Tuesday, May 3rd is World Asthma Day, a day to improve asthma awareness and care around the world.   Asthma is a significant public health program, and in the United States alone, more than 25 million people—including more than 7 million children—are living with asthma.  Every day, more than 9 people die from asthma. 

However, despite the continued need for investment in and attention to asthma, President Obama is proposing to merge the Centers for Disease Control and Prevention (CDC) National Asthma Control Program with the Healthy Homes/Lead Poisoning Prevention Program—and then cut to their combined budgets by more than 50 percent!  In addition, at least half of the school-based asthma programs across the country will be eliminated. 

Please take a moment now to ask your senators and representative in Washington to save the National Asthma Control Program.

Slashing funding for the National Asthma Control Program would have a devastating effect on the work being done across the United States to save lives and help people live with their asthma.  Since it was created in 1999, the National Asthma Control Program has worked to coordinate the public health response to asthma control, making great strides in working through the states to collect data and ensuring patients understand how to manage their disease so they have fewer asthma attacks.  Since 1999, deaths and hospitalizations due to asthma have decreased even though the number of Americans diagnosed with asthma has risen.  

Please take a moment to send the attached letter to your state officials to ensure that CDC’s National Asthma Control Program remains a stand-alone program and receives an appropriation of $31 million for Fiscal Year 2012. 

Recipients

  • Your Senators
  • Your Representative

Contact

*Required fields
 
 

Message

Dear [Decision Maker],

I am writing to ask you to preserve the National Asthma Control Program at the Centers for Disease Control and Prevention (CDC), as well as to maintain its funding at $31 million for Fiscal Year 2012.

In his 2012 Budget Request, President Obama proposed to merge the National Asthma Control Program with the Healthy Homes/Lead Poisoning Prevention Program--and then cut their combined budgets by over 50 percent.
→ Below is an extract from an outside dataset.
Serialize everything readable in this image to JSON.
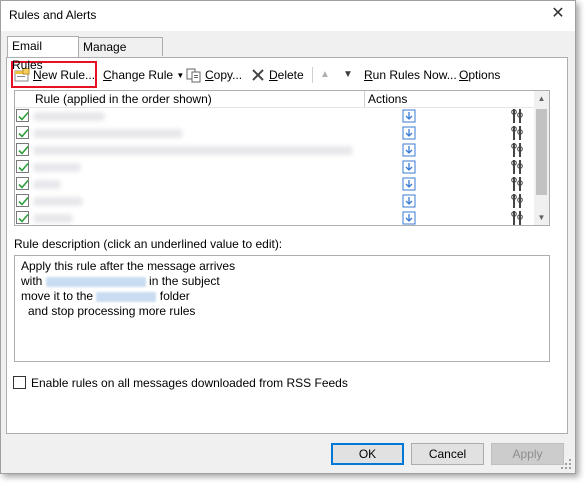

Slashing funding for the National Asthma Control Program would have a devastating effect on the work being done across the United States to save lives and help people live with their asthma. In addition to eliminating community-based programs, at least half of the school-based asthma programs across the country would be eliminated.

Asthma remains a significant public health problem in the United States and one that cannot be ignored. It is estimated that almost 25 million Americans currently have asthma, of whom 7.1 million are children. Asthma is the third leading cause of hospitalization among children under the age of 15 and is a leading cause of school absences from chronic disease--accounting for over 10.5 million lost school days in 2008. Asthma claimed the lives of 3,445 Americans in 2009, approximately nine people per day.

Since it was created in 1999, the National Asthma Control Program has worked to coordinate the public health response to asthma control, making great strides in working through the states to collect data and ensuring patients understand how to manage their disease so they have fewer asthma attacks. Since 1999, deaths and hospitalizations due to asthma have decreased even though the number of Americans diagnosed with asthma has risen.

While these are difficult economic and fiscal times, severely cutting the National Asthma Control Program and other public health programs is fiscally unwise. Asthma already costs our healthcare system more than $50.1 billion annually and indirect costs from lost productivity add another $5.9 billion, for a total of $56 billion dollars annually. Cutting the National Asthma Control Program and its grants to states could increase hospitalizations due to asthma, the number of days children miss because of their asthma and add additional costs from uncontrolled asthma to an already overburdened Medicaid system.

Please fight to preserve CDC's National Asthma Control Program and its funding at $31 million for Fiscal Year 2012.

Thank you.

Sincerely
[Your Name]
[Your Address]
[City, State ZIP]